• What is being asked
Retype the material so that each line matches the original exactly.
- Opening Delimiter -
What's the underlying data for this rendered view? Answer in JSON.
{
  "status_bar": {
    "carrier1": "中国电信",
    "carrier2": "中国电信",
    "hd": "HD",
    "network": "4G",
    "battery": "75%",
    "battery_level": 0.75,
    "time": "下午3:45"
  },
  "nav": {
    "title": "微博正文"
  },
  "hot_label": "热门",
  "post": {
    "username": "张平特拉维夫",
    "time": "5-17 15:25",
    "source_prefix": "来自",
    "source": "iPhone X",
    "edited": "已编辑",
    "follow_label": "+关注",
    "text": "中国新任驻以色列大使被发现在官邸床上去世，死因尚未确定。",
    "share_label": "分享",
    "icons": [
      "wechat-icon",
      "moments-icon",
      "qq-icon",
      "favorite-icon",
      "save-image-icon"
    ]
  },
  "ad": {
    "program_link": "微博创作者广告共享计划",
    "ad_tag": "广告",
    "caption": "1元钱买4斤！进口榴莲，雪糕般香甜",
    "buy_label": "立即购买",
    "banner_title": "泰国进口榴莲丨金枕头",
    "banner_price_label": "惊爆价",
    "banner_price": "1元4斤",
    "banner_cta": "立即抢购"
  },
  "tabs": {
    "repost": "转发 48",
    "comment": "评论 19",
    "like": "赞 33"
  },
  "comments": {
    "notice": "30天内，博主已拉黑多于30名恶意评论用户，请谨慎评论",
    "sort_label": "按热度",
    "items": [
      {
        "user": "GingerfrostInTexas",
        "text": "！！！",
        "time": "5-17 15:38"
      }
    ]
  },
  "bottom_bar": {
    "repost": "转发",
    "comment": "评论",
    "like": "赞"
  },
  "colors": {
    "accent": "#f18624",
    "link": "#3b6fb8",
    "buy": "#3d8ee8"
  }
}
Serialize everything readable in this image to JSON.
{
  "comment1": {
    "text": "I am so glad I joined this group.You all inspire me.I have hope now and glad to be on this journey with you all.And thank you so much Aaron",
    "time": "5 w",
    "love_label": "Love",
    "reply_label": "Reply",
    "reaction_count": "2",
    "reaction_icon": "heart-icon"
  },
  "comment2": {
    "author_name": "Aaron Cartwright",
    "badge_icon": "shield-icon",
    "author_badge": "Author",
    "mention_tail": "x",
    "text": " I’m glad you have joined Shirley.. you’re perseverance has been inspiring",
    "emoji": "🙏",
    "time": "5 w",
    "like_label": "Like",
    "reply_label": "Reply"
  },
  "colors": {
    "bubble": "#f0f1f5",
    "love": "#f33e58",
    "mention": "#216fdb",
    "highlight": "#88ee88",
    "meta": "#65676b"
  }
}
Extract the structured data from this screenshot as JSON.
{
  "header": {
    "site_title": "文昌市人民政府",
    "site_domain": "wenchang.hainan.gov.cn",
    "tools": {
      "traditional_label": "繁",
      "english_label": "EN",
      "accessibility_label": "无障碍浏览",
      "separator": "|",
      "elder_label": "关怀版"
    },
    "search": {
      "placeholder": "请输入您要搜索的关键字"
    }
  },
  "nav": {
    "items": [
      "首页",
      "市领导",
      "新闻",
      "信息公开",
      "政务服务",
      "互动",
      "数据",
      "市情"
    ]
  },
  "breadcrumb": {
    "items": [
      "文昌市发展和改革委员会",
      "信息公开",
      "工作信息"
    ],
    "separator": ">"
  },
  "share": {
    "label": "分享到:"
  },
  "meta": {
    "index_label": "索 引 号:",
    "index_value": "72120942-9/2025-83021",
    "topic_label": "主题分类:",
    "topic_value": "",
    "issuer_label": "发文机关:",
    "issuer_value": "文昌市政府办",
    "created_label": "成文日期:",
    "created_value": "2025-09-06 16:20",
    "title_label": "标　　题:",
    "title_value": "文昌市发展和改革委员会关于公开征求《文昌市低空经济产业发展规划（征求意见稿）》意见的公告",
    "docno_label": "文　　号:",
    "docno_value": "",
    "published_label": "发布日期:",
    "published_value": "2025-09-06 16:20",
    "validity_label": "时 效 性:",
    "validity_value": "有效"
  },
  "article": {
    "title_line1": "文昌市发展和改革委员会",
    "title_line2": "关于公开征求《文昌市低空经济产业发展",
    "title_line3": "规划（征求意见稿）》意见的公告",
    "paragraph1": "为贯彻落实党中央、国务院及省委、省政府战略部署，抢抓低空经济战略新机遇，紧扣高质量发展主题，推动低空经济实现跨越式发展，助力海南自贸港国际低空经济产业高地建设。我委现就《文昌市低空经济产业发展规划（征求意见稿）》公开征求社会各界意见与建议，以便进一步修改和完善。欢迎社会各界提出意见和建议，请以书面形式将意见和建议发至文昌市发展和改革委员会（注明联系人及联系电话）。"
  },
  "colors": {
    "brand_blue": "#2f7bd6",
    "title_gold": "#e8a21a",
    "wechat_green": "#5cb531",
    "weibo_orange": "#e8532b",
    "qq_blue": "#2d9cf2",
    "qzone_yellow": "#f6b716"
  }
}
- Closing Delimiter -
• Answer box
What's the underlying data for this rendered view? Answer in JSON.
{
  "status_bar": {
    "carrier1": "中国电信",
    "carrier2": "中国电信",
    "hd": "HD",
    "network": "4G",
    "battery": "75%",
    "battery_level": 0.75,
    "time": "下午3:45"
  },
  "nav": {
    "title": "微博正文"
  },
  "hot_label": "热门",
  "post": {
    "username": "张平特拉维夫",
    "time": "5-17 15:25",
    "source_prefix": "来自",
    "source": "iPhone X",
    "edited": "已编辑",
    "follow_label": "+关注",
    "text": "中国新任驻以色列大使被发现在官邸床上去世，死因尚未确定。",
    "share_label": "分享",
    "icons": [
      "wechat-icon",
      "moments-icon",
      "qq-icon",
      "favorite-icon",
      "save-image-icon"
    ]
  },
  "ad": {
    "program_link": "微博创作者广告共享计划",
    "ad_tag": "广告",
    "caption": "1元钱买4斤！进口榴莲，雪糕般香甜",
    "buy_label": "立即购买",
    "banner_title": "泰国进口榴莲丨金枕头",
    "banner_price_label": "惊爆价",
    "banner_price": "1元4斤",
    "banner_cta": "立即抢购"
  },
  "tabs": {
    "repost": "转发 48",
    "comment": "评论 19",
    "like": "赞 33"
  },
  "comments": {
    "notice": "30天内，博主已拉黑多于30名恶意评论用户，请谨慎评论",
    "sort_label": "按热度",
    "items": [
      {
        "user": "GingerfrostInTexas",
        "text": "！！！",
        "time": "5-17 15:38"
      }
    ]
  },
  "bottom_bar": {
    "repost": "转发",
    "comment": "评论",
    "like": "赞"
  },
  "colors": {
    "accent": "#f18624",
    "link": "#3b6fb8",
    "buy": "#3d8ee8"
  }
}
Serialize everything readable in this image to JSON.
{
  "comment1": {
    "text": "I am so glad I joined this group.You all inspire me.I have hope now and glad to be on this journey with you all.And thank you so much Aaron",
    "time": "5 w",
    "love_label": "Love",
    "reply_label": "Reply",
    "reaction_count": "2",
    "reaction_icon": "heart-icon"
  },
  "comment2": {
    "author_name": "Aaron Cartwright",
    "badge_icon": "shield-icon",
    "author_badge": "Author",
    "mention_tail": "x",
    "text": " I’m glad you have joined Shirley.. you’re perseverance has been inspiring",
    "emoji": "🙏",
    "time": "5 w",
    "like_label": "Like",
    "reply_label": "Reply"
  },
  "colors": {
    "bubble": "#f0f1f5",
    "love": "#f33e58",
    "mention": "#216fdb",
    "highlight": "#88ee88",
    "meta": "#65676b"
  }
}
Extract the structured data from this screenshot as JSON.
{
  "header": {
    "site_title": "文昌市人民政府",
    "site_domain": "wenchang.hainan.gov.cn",
    "tools": {
      "traditional_label": "繁",
      "english_label": "EN",
      "accessibility_label": "无障碍浏览",
      "separator": "|",
      "elder_label": "关怀版"
    },
    "search": {
      "placeholder": "请输入您要搜索的关键字"
    }
  },
  "nav": {
    "items": [
      "首页",
      "市领导",
      "新闻",
      "信息公开",
      "政务服务",
      "互动",
      "数据",
      "市情"
    ]
  },
  "breadcrumb": {
    "items": [
      "文昌市发展和改革委员会",
      "信息公开",
      "工作信息"
    ],
    "separator": ">"
  },
  "share": {
    "label": "分享到:"
  },
  "meta": {
    "index_label": "索 引 号:",
    "index_value": "72120942-9/2025-83021",
    "topic_label": "主题分类:",
    "topic_value": "",
    "issuer_label": "发文机关:",
    "issuer_value": "文昌市政府办",
    "created_label": "成文日期:",
    "created_value": "2025-09-06 16:20",
    "title_label": "标　　题:",
    "title_value": "文昌市发展和改革委员会关于公开征求《文昌市低空经济产业发展规划（征求意见稿）》意见的公告",
    "docno_label": "文　　号:",
    "docno_value": "",
    "published_label": "发布日期:",
    "published_value": "2025-09-06 16:20",
    "validity_label": "时 效 性:",
    "validity_value": "有效"
  },
  "article": {
    "title_line1": "文昌市发展和改革委员会",
    "title_line2": "关于公开征求《文昌市低空经济产业发展",
    "title_line3": "规划（征求意见稿）》意见的公告",
    "paragraph1": "为贯彻落实党中央、国务院及省委、省政府战略部署，抢抓低空经济战略新机遇，紧扣高质量发展主题，推动低空经济实现跨越式发展，助力海南自贸港国际低空经济产业高地建设。我委现就《文昌市低空经济产业发展规划（征求意见稿）》公开征求社会各界意见与建议，以便进一步修改和完善。欢迎社会各界提出意见和建议，请以书面形式将意见和建议发至文昌市发展和改革委员会（注明联系人及联系电话）。"
  },
  "colors": {
    "brand_blue": "#2f7bd6",
    "title_gold": "#e8a21a",
    "wechat_green": "#5cb531",
    "weibo_orange": "#e8532b",
    "qq_blue": "#2d9cf2",
    "qzone_yellow": "#f6b716"
  }
}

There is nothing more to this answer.